Crowdfunding & Recent Inspirations

We're 19 days into our crowdfunding campaign for Wash Club. There's been insanely busy days and there's been nail-bitingly slow ones too - but I'm pleased to say that we've had at least one pledge every single day of the campaign so far. We've just had our 73rd pledge and raised £1772 from the crowd. Combined with our funding from Creative England and BFI.Network that's a total of £6,772 so far! - 1st May 2016 - 1st May 2016

Whilst we've been plugging social media feeds with updates, thank you's and personalised drawings, we've also been hard at work in the background, developing the script, our ideas and our creative team.

As much for my own records as anything else, I've put together a short list of some recent influences and ideas that have caught my attention online.

"Toilet Paper" by Chad Thompson may seem like a world away from Wash Club, but as the short builds there's some really interesting use of montage to tell the story. The film uses similar visual cues repeatedly - framing characters and action in similar ways in different contexts to propel the plot and create humour. Reminds me of the work of Edgar Wright. It's a surreal, strange little piece that's well worth your time - even if it doesn't really make any sense whatsoever. 


I stumbled across this track on Spotify while I was putting together a mix tape for Wash Club. I find that making a music playlist for a film project is a great way of getting into the zone of a project quickly. You can work on something so long you forget what it is that made you fall in love with it in the first place. Music is a shortcut back to that first impression.
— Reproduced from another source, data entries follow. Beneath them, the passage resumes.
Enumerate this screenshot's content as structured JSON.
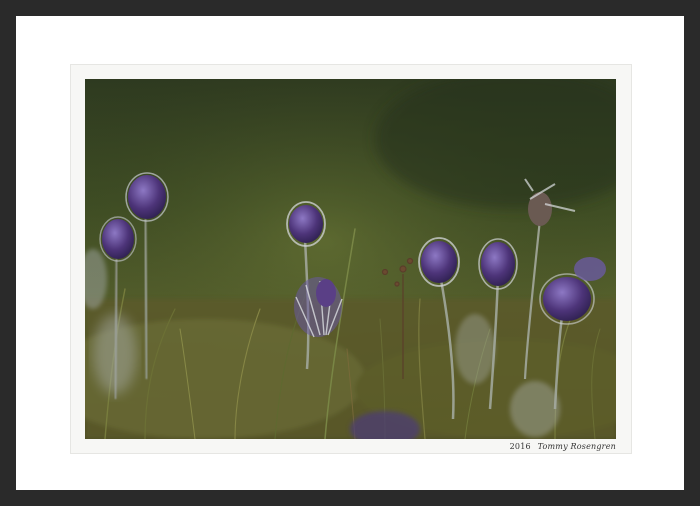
{
  "colors": {
    "frame": "#2a2a2a",
    "mat": "#ffffff",
    "border": "#f7f7f5",
    "grass_dark": "#2f3a1a",
    "grass_mid": "#5d6a30",
    "petal": "#5a3f86",
    "petal_light": "#8b76b8",
    "fuzz": "#cfd3d6"
  },
  "caption": {
    "year": "2016",
    "author": "Tommy Rosengren"
  }
}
Recently discovered Takeaway Scenes - an anonymous performance project where filmmakers across the globe produce single take scenes that follow a strict set of guidelines. Perhaps the most significant of which is that nobody is credited for their work. In a world where every creative is competing for the next job, not crediting yourself for a lot of hard work seems counter-intuitive, and yet this collection comprises of some of the best short films I've seen in a while. 

Channel Criswell is a great resource for in-depth film analysis. This essay on Her caught my interest because of the way in which the characters needs and desires are applied to the cinematography and visual identity of the film. Theodore is often seen isolated, disconnected from his environment (the city) through the use of shallow focus. As the character becomes more self-aware, his environment starts to come back into focus.